Barroso appointment to Goldman Sachs ‘absolutely sickening’ - Matt Carthy MEP
Sinn Féin MEP Matt Carthy has described the appointment of former European Commission President José Manuel Barroso to investment bank Goldman Sachs as a “sickening” confirmation of the corporate lobby revolving door in the European institutions.
Carthy said: “Barroso was President of the European Commission for a decade, from 2004 to 2014. He was the man at the helm during the global financial crisis and shaped the EU’s austerity-driven response to it, with devastating effects for the people of Greece, Ireland, Portugal, Spain and many other countries.
“Now, after serving the absolute bare minimum of the 18-month cooling-off period, he has stepped into a plum role in one of the main institutions that caused the crisis.
“Just three months ago Goldman Sachs admitted to knowingly defrauding investors from 2005-2007 and was found guilty by the US Justice Department. The bank was fined more than $5 billion for its role in the global financial crisis.
“This appointment is absolutely sickening - but unfortunately it’s not surprising. It’s yet another example of the revolving door in the European institutions between EU officials and the major corporations that shape EU policy through relentless lobbying.

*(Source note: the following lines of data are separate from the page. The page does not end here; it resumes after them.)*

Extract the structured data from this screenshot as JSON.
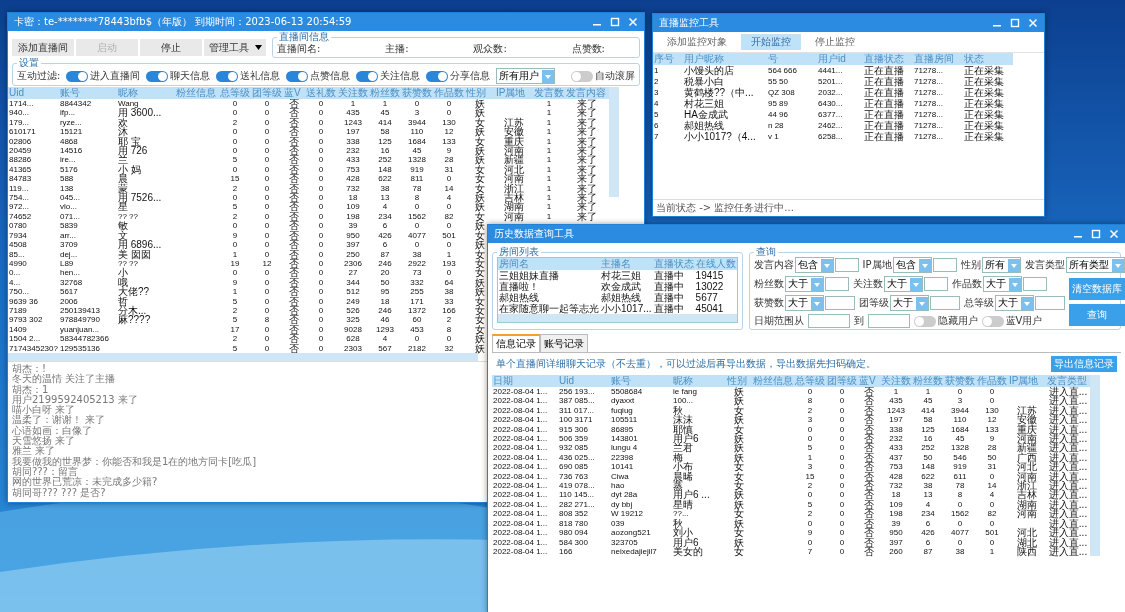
{
  "main_window": {
    "title": "卡密：te-********78443bfb$（年版） 到期时间：2023-06-13 20:54:59",
    "toolbar": [
      {
        "label": "添加直播间",
        "kind": "button",
        "disabled": false
      },
      {
        "label": "启动",
        "kind": "button",
        "disabled": true
      },
      {
        "label": "停止",
        "kind": "button",
        "disabled": false
      },
      {
        "label": "管理工具",
        "kind": "menu",
        "disabled": false
      }
    ],
    "room_info": {
      "legend": "直播间信息",
      "fields": [
        "直播间名:",
        "主播:",
        "观众数:",
        "点赞数:"
      ]
    },
    "settings": {
      "legend": "设置",
      "filter_label": "互动过滤:",
      "filters": [
        {
          "label": "进入直播间",
          "on": true
        },
        {
          "label": "聊天信息",
          "on": true
        },
        {
          "label": "送礼信息",
          "on": true
        },
        {
          "label": "点赞信息",
          "on": true
        },
        {
          "label": "关注信息",
          "on": true
        },
        {
          "label": "分享信息",
          "on": true
        }
      ],
      "user_filter": "所有用户",
      "auto_scroll": {
        "label": "自动滚屏",
        "on": false
      }
    },
    "table": {
      "columns": [
        "Uid",
        "账号",
        "昵称",
        "粉丝信息",
        "总等级",
        "团等级",
        "蓝V",
        "送礼数",
        "关注数",
        "粉丝数",
        "获赞数",
        "作品数",
        "性别",
        "IP属地",
        "发言数",
        "发言内容"
      ],
      "rows": [
        [
          "1714...",
          "8844342",
          "Wang",
          "",
          "0",
          "0",
          "否",
          "0",
          "1",
          "1",
          "0",
          "0",
          "妖",
          null,
          "1",
          "来了"
        ],
        [
          "940...",
          "ifp...",
          "用 3600...",
          "",
          "0",
          "0",
          "否",
          "0",
          "435",
          "45",
          "3",
          "0",
          "妖",
          null,
          "1",
          "来了"
        ],
        [
          "179...",
          "ryze...",
          "欢",
          "",
          "2",
          "0",
          "否",
          "0",
          "1243",
          "414",
          "3944",
          "130",
          "女",
          "江苏",
          "1",
          "来了"
        ],
        [
          "610171",
          "15121",
          "沐",
          "",
          "0",
          "0",
          "否",
          "0",
          "197",
          "58",
          "110",
          "12",
          "妖",
          "安徽",
          "1",
          "来了"
        ],
        [
          "02806",
          "4868",
          "耶 宝",
          "",
          "0",
          "0",
          "否",
          "0",
          "338",
          "125",
          "1684",
          "133",
          "女",
          "重庆",
          "1",
          "来了"
        ],
        [
          "20459",
          "14516",
          "用 726",
          "",
          "0",
          "0",
          "否",
          "0",
          "232",
          "16",
          "45",
          "9",
          "妖",
          "河南",
          "1",
          "来了"
        ],
        [
          "88286",
          "ire...",
          "兰",
          "",
          "5",
          "0",
          "否",
          "0",
          "433",
          "252",
          "1328",
          "28",
          "妖",
          "新疆",
          "1",
          "来了"
        ],
        [
          "41365",
          "5176",
          "小 妈",
          "",
          "0",
          "0",
          "否",
          "0",
          "753",
          "148",
          "919",
          "31",
          "女",
          "河北",
          "1",
          "来了"
        ],
        [
          "84783",
          "588",
          "晨",
          "",
          "15",
          "0",
          "否",
          "0",
          "428",
          "622",
          "811",
          "0",
          "女",
          "河南",
          "1",
          "来了"
        ],
        [
          "119...",
          "138",
          "蒙",
          "",
          "2",
          "0",
          "否",
          "0",
          "732",
          "38",
          "78",
          "14",
          "女",
          "浙江",
          "1",
          "来了"
        ],
        [
          "754...",
          "045...",
          "用 7526...",
          "",
          "0",
          "0",
          "否",
          "0",
          "18",
          "13",
          "8",
          "4",
          "妖",
          "吉林",
          "1",
          "来了"
        ],
        [
          "972...",
          "vlo...",
          "星",
          "",
          "5",
          "0",
          "否",
          "0",
          "109",
          "4",
          "0",
          "0",
          "妖",
          "湖南",
          "1",
          "来了"
        ],
        [
          "74652",
          "071...",
          "?? ??",
          "",
          "2",
          "0",
          "否",
          "0",
          "198",
          "234",
          "1562",
          "82",
          "女",
          "河南",
          "1",
          "来了"
        ],
        [
          "0780",
          "5839",
          "敏",
          "",
          "0",
          "0",
          "否",
          "0",
          "39",
          "6",
          "0",
          "0",
          "妖"
        ],
        [
          "7934",
          "arr...",
          "文",
          "",
          "9",
          "0",
          "否",
          "0",
          "950",
          "426",
          "4077",
          "501",
          "女"
        ],
        [
          "4508",
          "3709",
          "用 6896...",
          "",
          "0",
          "0",
          "否",
          "0",
          "397",
          "6",
          "0",
          "0",
          "妖"
        ],
        [
          "85...",
          "dej...",
          "美 囡囡",
          "",
          "1",
          "0",
          "否",
          "0",
          "250",
          "87",
          "38",
          "1",
          "女"
        ],
        [
          "4990",
          "L89",
          "?? ??",
          "",
          "19",
          "12",
          "否",
          "0",
          "2306",
          "246",
          "2922",
          "193",
          "女"
        ],
        [
          "0...",
          "hen...",
          "小",
          "",
          "0",
          "0",
          "否",
          "0",
          "27",
          "20",
          "73",
          "0",
          "女"
        ],
        [
          "4...",
          "32768",
          "哦",
          "",
          "9",
          "0",
          "否",
          "0",
          "344",
          "50",
          "332",
          "64",
          "妖"
        ],
        [
          "750...",
          "5617",
          "大佬??",
          "",
          "1",
          "0",
          "否",
          "0",
          "512",
          "95",
          "255",
          "38",
          "妖"
        ],
        [
          "9639 36",
          "2006",
          "哲",
          "",
          "5",
          "0",
          "否",
          "0",
          "249",
          "18",
          "171",
          "33",
          "女"
        ],
        [
          "7189",
          "250139413",
          "分木...",
          "",
          "2",
          "0",
          "否",
          "0",
          "526",
          "246",
          "1372",
          "166",
          "女"
        ],
        [
          "9793 302",
          "978849790",
          "麻????",
          "",
          "5",
          "8",
          "否",
          "0",
          "325",
          "46",
          "60",
          "2",
          "女"
        ],
        [
          "1409",
          "yuanjuan...",
          "",
          "",
          "17",
          "0",
          "否",
          "0",
          "9028",
          "1293",
          "453",
          "8",
          "女"
        ],
        [
          "1504 2...",
          "58344782366",
          "",
          "",
          "2",
          "0",
          "否",
          "0",
          "628",
          "4",
          "0",
          "0",
          "妖"
        ],
        [
          "7174345230?",
          "129535136",
          "",
          "",
          "5",
          "0",
          "否",
          "0",
          "2303",
          "567",
          "2182",
          "32",
          "妖"
        ]
      ]
    },
    "log": [
      "胡杰：!",
      "冬天的温情 关注了主播",
      "胡杰：1",
      "用户2199592405213 来了",
      "喵小白呀 来了",
      "温柔了：谢谢！ 来了",
      "心语如画：白像了",
      "天雪悠扬 来了",
      "雅兰 来了",
      "我要做我的世界梦：你能否和我是1在的地方同卡[吃瓜]",
      "胡同???：留言",
      "网的世界已荒凉：未完成多少籍?",
      "胡同哥??? ??? 是否?"
    ]
  },
  "monitor_window": {
    "title": "直播监控工具",
    "tabs": [
      {
        "label": "添加监控对象",
        "selected": false
      },
      {
        "label": "开始监控",
        "selected": true
      },
      {
        "label": "停止监控",
        "selected": false
      }
    ],
    "table": {
      "columns": [
        "序号",
        "用户昵称",
        "号",
        "用户id",
        "直播状态",
        "直播房间",
        "状态"
      ],
      "rows": [
        [
          "1",
          "小馒头的店",
          "564  666",
          "4441...",
          "正在直播",
          "71278...",
          "正在采集"
        ],
        [
          "2",
          "税暴小白",
          "55  50",
          "5201...",
          "正在直播",
          "71278...",
          "正在采集"
        ],
        [
          "3",
          "黄鹤楼??（中...",
          "QZ  308",
          "2032...",
          "正在直播",
          "71278...",
          "正在采集"
        ],
        [
          "4",
          "村花三姐",
          "95  89",
          "6430...",
          "正在直播",
          "71278...",
          "正在采集"
        ],
        [
          "5",
          "HA金成武",
          "44  96",
          "6377...",
          "正在直播",
          "71278...",
          "正在采集"
        ],
        [
          "6",
          "郝姐热线",
          "n  28",
          "2462...",
          "正在直播",
          "71278...",
          "正在采集"
        ],
        [
          "7",
          "小小1017?（4...",
          "v  1",
          "6258...",
          "正在直播",
          "71278...",
          "正在采集"
        ]
      ]
    },
    "status": "当前状态 -> 监控任务进行中..."
  },
  "history_window": {
    "title": "历史数据查询工具",
    "room_list": {
      "legend": "房间列表",
      "columns": [
        "房间名",
        "主播名",
        "直播状态",
        "在线人数"
      ],
      "rows": [
        [
          "三姐姐妹直播",
          "村花三姐",
          "直播中",
          "19415"
        ],
        [
          "直播啦！",
          "欢金成武",
          "直播中",
          "13022"
        ],
        [
          "郝姐热线",
          "郝姐热线",
          "直播中",
          "5677"
        ],
        [
          "在家随意聊一起等志光",
          "小小1017...",
          "直播中",
          "45041"
        ]
      ]
    },
    "query": {
      "legend": "查询",
      "rows": [
        [
          {
            "kind": "text",
            "label": "发言内容",
            "operator": "包含"
          },
          {
            "kind": "text",
            "label": "IP属地",
            "operator": "包含"
          },
          {
            "kind": "select",
            "label": "性别",
            "value": "所有"
          },
          {
            "kind": "select",
            "label": "发言类型",
            "value": "所有类型"
          }
        ],
        [
          {
            "kind": "text",
            "label": "粉丝数",
            "operator": "大于"
          },
          {
            "kind": "text",
            "label": "关注数",
            "operator": "大于"
          },
          {
            "kind": "text",
            "label": "作品数",
            "operator": "大于"
          }
        ],
        [
          {
            "kind": "text",
            "label": "获赞数",
            "operator": "大于"
          },
          {
            "kind": "text",
            "label": "团等级",
            "operator": "大于"
          },
          {
            "kind": "text",
            "label": "总等级",
            "operator": "大于"
          }
        ]
      ],
      "date_from": "日期范围从",
      "date_to": "到",
      "toggles": [
        {
          "label": "隐藏用户",
          "on": false
        },
        {
          "label": "蓝V用户",
          "on": false
        }
      ],
      "buttons": [
        "清空数据库",
        "查询"
      ]
    },
    "tabs": [
      {
        "label": "信息记录",
        "selected": true
      },
      {
        "label": "账号记录",
        "selected": false
      }
    ],
    "note": "单个直播间详细聊天记录（不去重），可以过滤后再导出数据，导出数据先扫码确定。",
    "export_button": "导出信息记录",
    "table": {
      "columns": [
        "日期",
        "Uid",
        "账号",
        "昵称",
        "性别",
        "粉丝信息",
        "总等级",
        "团等级",
        "蓝V",
        "关注数",
        "粉丝数",
        "获赞数",
        "作品数",
        "IP属地",
        "发言类型"
      ],
      "rows": [
        [
          "2022-08-04 1...",
          "256 193...",
          "5508684",
          "ie fang",
          "妖",
          "",
          "0",
          "0",
          "否",
          "1",
          "1",
          "0",
          "0",
          null,
          "进入直..."
        ],
        [
          "2022-08-04 1...",
          "387 085...",
          "dyaxxt",
          "100...",
          "妖",
          "",
          "8",
          "0",
          "否",
          "435",
          "45",
          "3",
          "0",
          null,
          "进入直..."
        ],
        [
          "2022-08-04 1...",
          "311 017...",
          "fuqiug",
          "秋",
          "女",
          "",
          "2",
          "0",
          "否",
          "1243",
          "414",
          "3944",
          "130",
          "江苏",
          "进入直..."
        ],
        [
          "2022-08-04 1...",
          "100 3171",
          "105511",
          "沫沫",
          "妖",
          "",
          "3",
          "0",
          "否",
          "197",
          "58",
          "110",
          "12",
          "安徽",
          "进入直..."
        ],
        [
          "2022-08-04 1...",
          "915 306",
          "86895",
          "耶慎",
          "女",
          "",
          "0",
          "0",
          "否",
          "338",
          "125",
          "1684",
          "133",
          "重庆",
          "进入直..."
        ],
        [
          "2022-08-04 1...",
          "506 359",
          "143801",
          "用户6",
          "妖",
          "",
          "0",
          "0",
          "否",
          "232",
          "16",
          "45",
          "9",
          "河南",
          "进入直..."
        ],
        [
          "2022-08-04 1...",
          "932 085",
          "lungu 4",
          "兰君",
          "妖",
          "",
          "5",
          "0",
          "否",
          "433",
          "252",
          "1328",
          "28",
          "新疆",
          "进入直..."
        ],
        [
          "2022-08-04 1...",
          "436 025...",
          "22398",
          "梅",
          "妖",
          "",
          "1",
          "0",
          "否",
          "437",
          "50",
          "546",
          "50",
          "广西",
          "进入直..."
        ],
        [
          "2022-08-04 1...",
          "690 085",
          "10141",
          "小布",
          "女",
          "",
          "3",
          "0",
          "否",
          "753",
          "148",
          "919",
          "31",
          "河北",
          "进入直..."
        ],
        [
          "2022-08-04 1...",
          "736 763",
          "Ciwa",
          "晨晞",
          "女",
          "",
          "15",
          "0",
          "否",
          "428",
          "622",
          "611",
          "0",
          "河南",
          "进入直..."
        ],
        [
          "2022-08-04 1...",
          "419 078...",
          "hao",
          "蒸",
          "女",
          "",
          "2",
          "0",
          "否",
          "732",
          "38",
          "78",
          "14",
          "浙江",
          "进入直..."
        ],
        [
          "2022-08-04 1...",
          "110 145...",
          "dyt 28a",
          "用户6 ...",
          "妖",
          "",
          "0",
          "0",
          "否",
          "18",
          "13",
          "8",
          "4",
          "吉林",
          "进入直..."
        ],
        [
          "2022-08-04 1...",
          "282 271...",
          "dy bbj",
          "星晴",
          "妖",
          "",
          "5",
          "0",
          "否",
          "109",
          "4",
          "0",
          "0",
          "湖南",
          "进入直..."
        ],
        [
          "2022-08-04 1...",
          "808 352",
          "W 19212",
          "??...",
          "女",
          "",
          "2",
          "0",
          "否",
          "198",
          "234",
          "1562",
          "82",
          "河南",
          "进入直..."
        ],
        [
          "2022-08-04 1...",
          "818 780",
          "039",
          "秋",
          "妖",
          "",
          "0",
          "0",
          "否",
          "39",
          "6",
          "0",
          "0",
          null,
          "进入直..."
        ],
        [
          "2022-08-04 1...",
          "980 094",
          "aozong521",
          "刘小",
          "女",
          "",
          "9",
          "0",
          "否",
          "950",
          "426",
          "4077",
          "501",
          "河北",
          "进入直..."
        ],
        [
          "2022-08-04 1...",
          "584 300",
          "323705",
          "用户6",
          "妖",
          "",
          "0",
          "0",
          "否",
          "397",
          "6",
          "0",
          "0",
          "湖北",
          "进入直..."
        ],
        [
          "2022-08-04 1...",
          "166",
          "neixedajiejil7",
          "美女的",
          "女",
          "",
          "7",
          "0",
          "否",
          "260",
          "87",
          "38",
          "1",
          "陕西",
          "进入直..."
        ]
      ]
    }
  }
}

“Now the former Commission President, with all of his contacts and networks, will lobby the same institution he recently led for a massive and notoriously corrupt bank. His job will be to push the aggressive deregulation agenda that aims to reverse the measures put in place in the aftermath of the financial crisis.
Carthy, a member of the European Parliament’s Economic and Monetary Affairs Committee, continued: “Barroso should face sanctions from the European institutions for this brazen act, and his generous pension from the Commission should be cut. The Treaty on the Functioning of the EU clearly states that European commissioners must ‘respect the obligations arising therefrom and in particular their duty to behave with integrity and discretion as regards the acceptance, after they have ceased to hold office, of certain appointments or benefits’.
“The cooling-off period of 18 months, within which former EU officials cannot step into lobbying roles, is clearly not sufficient and must be extended significantly.
“This appointment will simply confirm the cynical view held by millions of people in Europe of the unhealthy relationship between the corporate lobby and officialdom. It brings all of the European institutions into disrepute.” ENDS